Bolden added to Smith's statement, mentioning that among all the echelons in the STEM field, mid-level leadership can significantly impact junior-level employees.
"The mid-level leadership can quash the dreams and aspirations of a young engineer or young scientists," Bolden said. "Because of this, I highly recommend to all of you ... the cadets, midshipmen and others that are here, to look into the AIAA (American Institute of Aeronautics and Astronautics).
"One of the things I've found since becoming actively involved with the (AIAA) is you go to a conference, and lo and behold, there are a lot of Black kids there," he added. "And they're there from Historically Black Colleges and Universities. And you ask them, 'how in the world did you find out about this and why are you here?' The answer they give you is, 'there are people like me who are here and I don't have to feel like a nerd, or like I'm alone.'"
Smith also encouraged the audience to research organizations like the National Society of Black Engineers and the Society for Advancement of Chicanos/Hispanics & Native Americans in Science.
"... There is talent out there. We can't make the excuse that we can't find them. They're there. How are you going back and looking for those individuals?" Smith asked. "And are you going one time or are you revisiting the well to see if there are new people who were able to get their conference funded that year and attend a conference?"
As the segment concluded, the panelists gave their closing remarks, readdressing the critical need to improve equal opportunities standards across military and federal channels.
Kimbrough said that apart from his STEM experience, much of what led him to become an astronaut came from his desire to become an aviator and highlighted that the Army needs to improve its stats within the aviation branch.
"... I gave Fort Novosel a call and got the numbers on diversity. So, we have 1,664 flight students right now in flight school--10% women, 90% men, 6% African American -- that's a problem ... I'm sure the other (military) services are not too dissimilar -- we just got to do better," he concluded.
Smith emphasized the dire need to humanize STEM professionals from all walks of life.

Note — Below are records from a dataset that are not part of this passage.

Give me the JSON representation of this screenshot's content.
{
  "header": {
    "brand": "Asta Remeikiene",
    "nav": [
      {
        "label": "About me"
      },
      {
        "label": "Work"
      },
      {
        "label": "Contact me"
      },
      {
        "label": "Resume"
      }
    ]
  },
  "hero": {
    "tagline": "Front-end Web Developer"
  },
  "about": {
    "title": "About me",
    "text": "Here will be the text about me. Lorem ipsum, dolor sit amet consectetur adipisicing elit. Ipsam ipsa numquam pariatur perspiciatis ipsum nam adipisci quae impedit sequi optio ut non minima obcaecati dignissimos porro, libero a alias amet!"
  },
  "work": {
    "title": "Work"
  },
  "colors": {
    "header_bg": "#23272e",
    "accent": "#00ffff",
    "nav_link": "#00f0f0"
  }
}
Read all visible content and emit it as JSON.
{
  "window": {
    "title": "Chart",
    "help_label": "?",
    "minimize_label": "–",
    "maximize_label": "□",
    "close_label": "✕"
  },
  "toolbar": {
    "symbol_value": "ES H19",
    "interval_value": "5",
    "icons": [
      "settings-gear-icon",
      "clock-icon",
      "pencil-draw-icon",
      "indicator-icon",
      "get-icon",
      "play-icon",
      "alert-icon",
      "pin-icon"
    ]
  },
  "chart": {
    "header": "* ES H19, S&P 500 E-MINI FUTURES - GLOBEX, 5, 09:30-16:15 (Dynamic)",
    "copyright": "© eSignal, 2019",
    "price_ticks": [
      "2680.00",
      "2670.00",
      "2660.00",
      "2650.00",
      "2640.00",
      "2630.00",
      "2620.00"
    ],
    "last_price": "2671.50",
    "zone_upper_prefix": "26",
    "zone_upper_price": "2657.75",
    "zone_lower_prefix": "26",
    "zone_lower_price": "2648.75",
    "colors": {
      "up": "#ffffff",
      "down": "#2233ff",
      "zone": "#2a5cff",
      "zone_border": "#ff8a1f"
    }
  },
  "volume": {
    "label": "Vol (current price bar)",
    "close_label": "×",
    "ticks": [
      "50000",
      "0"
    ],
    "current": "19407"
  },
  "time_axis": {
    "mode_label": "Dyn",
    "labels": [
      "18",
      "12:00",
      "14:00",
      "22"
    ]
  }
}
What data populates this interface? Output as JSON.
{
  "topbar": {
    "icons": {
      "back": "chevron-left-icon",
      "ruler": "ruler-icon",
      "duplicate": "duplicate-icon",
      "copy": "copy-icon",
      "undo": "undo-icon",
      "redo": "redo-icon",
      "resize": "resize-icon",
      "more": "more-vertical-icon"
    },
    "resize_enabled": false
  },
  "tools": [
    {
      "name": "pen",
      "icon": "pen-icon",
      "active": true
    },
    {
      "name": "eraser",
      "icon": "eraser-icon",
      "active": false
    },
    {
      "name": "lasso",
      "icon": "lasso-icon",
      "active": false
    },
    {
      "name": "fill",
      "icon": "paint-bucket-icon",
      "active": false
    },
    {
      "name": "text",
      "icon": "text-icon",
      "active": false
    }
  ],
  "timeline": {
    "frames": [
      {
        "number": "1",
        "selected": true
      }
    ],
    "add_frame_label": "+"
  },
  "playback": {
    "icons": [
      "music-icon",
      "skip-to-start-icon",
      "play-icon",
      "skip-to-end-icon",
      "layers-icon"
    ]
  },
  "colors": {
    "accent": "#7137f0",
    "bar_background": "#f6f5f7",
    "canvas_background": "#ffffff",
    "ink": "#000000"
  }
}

"Humanize the scientists and the engineers, humanize the (personnel) within various branches of the military. They pursued their career because they had a passion and a purpose," Smith said. "So, if you invite them out to speak, please invite them to talk about their technical experiences -- not just diversity and inclusion. It helps to humanize them toward their audience, and it helps them feel valued as a scientist and engineer."
Lastly, Bolden made a statement earlier during the conference to encapsulate the essence of what the "Diversity is Universal" segment represented.
"... As I look around, it's not a very diverse group of cadets and midshipmen, to be quite honest, other than women, which is really important, but we're not talking about just reaching Black students and Native American students and women, we're talking about reaching all of you," Bolden said. "And so, let's try to get out of the (mindset), 'this conference didn't even address me.' This is for every single one of you.
"Because if you're passionate, if you're strong, if you really enjoy what you're doing, trust me, the young females sitting next to some of you hard-nosed guys, or the young Blacks sitting next to some of you who happen to be White. They're all just as enthusiastic (about STEM) as you are. It's contagious. So we're not talking just to minorities and women in this audience. We're talking to every single one of you … please don't go away from here saying 'they didn't talk to me,' because this is intended for every single one of us in this audience."